S. Jackson has hit the nail on the head with this description of Zwingli’s rise to prominence:
1524 marked the completion of the break with the Old Church as far as Zurich was concerned. The changes were made deliberately and under orders from the City Council. They occasioned no revolt, although they were of the most radical description. It was made to appear that the changes came in consequence of the city authorities’ conviction of their scripturalness, and not because Zwingli had insisted upon them. Nor was a step taken without the approval beforehand of the thoughtful classes.
Zwingli and his fellow Reformers argued before the people the propriety of the changes about to be made. Then when a sufficient time had elapsed a public debate was held in the presence of the City Council, and then the Council ordered the changes. The consequence was the changes were made once for all, were fully comprehended, and gladly assented to.
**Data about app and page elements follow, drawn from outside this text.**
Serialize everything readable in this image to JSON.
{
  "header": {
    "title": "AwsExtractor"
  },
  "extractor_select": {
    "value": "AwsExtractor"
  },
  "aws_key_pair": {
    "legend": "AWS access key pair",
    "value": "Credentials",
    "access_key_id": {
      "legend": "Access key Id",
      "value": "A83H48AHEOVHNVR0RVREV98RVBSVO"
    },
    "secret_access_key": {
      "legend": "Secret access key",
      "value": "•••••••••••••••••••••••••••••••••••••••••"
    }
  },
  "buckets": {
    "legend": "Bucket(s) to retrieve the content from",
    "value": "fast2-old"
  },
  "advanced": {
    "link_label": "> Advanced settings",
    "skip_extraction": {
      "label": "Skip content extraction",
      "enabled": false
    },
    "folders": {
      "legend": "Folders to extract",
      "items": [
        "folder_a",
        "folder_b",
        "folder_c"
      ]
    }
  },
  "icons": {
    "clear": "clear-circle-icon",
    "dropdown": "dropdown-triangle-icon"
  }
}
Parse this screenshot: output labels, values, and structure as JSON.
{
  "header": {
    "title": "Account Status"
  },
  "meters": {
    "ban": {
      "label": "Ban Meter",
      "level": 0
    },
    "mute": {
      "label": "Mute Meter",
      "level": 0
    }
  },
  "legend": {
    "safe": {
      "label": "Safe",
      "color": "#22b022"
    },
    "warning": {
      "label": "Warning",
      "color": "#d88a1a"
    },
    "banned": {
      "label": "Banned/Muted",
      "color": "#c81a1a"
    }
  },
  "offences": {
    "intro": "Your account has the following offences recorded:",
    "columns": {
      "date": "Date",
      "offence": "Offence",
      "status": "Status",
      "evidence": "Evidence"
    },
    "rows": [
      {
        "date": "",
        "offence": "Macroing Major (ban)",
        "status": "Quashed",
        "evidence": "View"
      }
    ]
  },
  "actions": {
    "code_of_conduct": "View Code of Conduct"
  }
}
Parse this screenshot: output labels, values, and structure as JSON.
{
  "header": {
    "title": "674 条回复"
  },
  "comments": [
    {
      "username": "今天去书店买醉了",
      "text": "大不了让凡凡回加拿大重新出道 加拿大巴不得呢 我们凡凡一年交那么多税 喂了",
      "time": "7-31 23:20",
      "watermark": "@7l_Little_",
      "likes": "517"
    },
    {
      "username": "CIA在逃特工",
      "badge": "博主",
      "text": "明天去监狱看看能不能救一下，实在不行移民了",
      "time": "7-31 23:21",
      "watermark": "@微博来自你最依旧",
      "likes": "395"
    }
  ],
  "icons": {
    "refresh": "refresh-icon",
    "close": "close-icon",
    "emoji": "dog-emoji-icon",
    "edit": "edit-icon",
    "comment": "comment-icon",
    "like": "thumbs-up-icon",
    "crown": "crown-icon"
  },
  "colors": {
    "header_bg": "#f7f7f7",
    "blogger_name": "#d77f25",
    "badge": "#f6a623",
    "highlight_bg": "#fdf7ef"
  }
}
By this course Zwingli proved his title to be called the Prudent Reformer. Granted that it was the clear-sightedness of the prayerful scholar rather than spiritual elevation which gave him the knowledge of the objectionable doctrines and practices of the Old Church, he showed true courage in opposing and removing them; granted that he was totally lacking in Luther’s flaming zeal, he accomplished a much more complete break with Rome; granted that he was no profound thinker like Calvin, he was much more easily comprehended and probably quite as correct. And in personal qualities he was superior to Luther and Calvin.
Men loved Zwingli, and followed him because they loved him. They knew that he spoke the truth in the breadth of a loving heart; that he broke with Rome because he loved the truth more than life, and loathed the whole miserable business of mediæval hair-splitting theology, lying pardons, swindling sacraments, the incubus of a Church which was primarily a huge money-making concern, ruled by a Pope no spiritual man had any respect for and served by a clergy who as a class were low-bred and low-lived, preached by monks whose private histories were unsavoury, and sanctified, forsooth, by nuns who were virgin only in name.
His heart made him protest. It could no longer be borne; the Church was pressing the life out of the poor people and sending them by millions to the bar of God without any knowledge of God’s Word, or any preparation for His service.
Zwingli became a Reformer, THE Reformer, because he loved the Church and despised what Rome had turned it into. He loathed what Rome had done to the Flock, so he did something about it, in a deliberate, measured, sensible, prayerful way.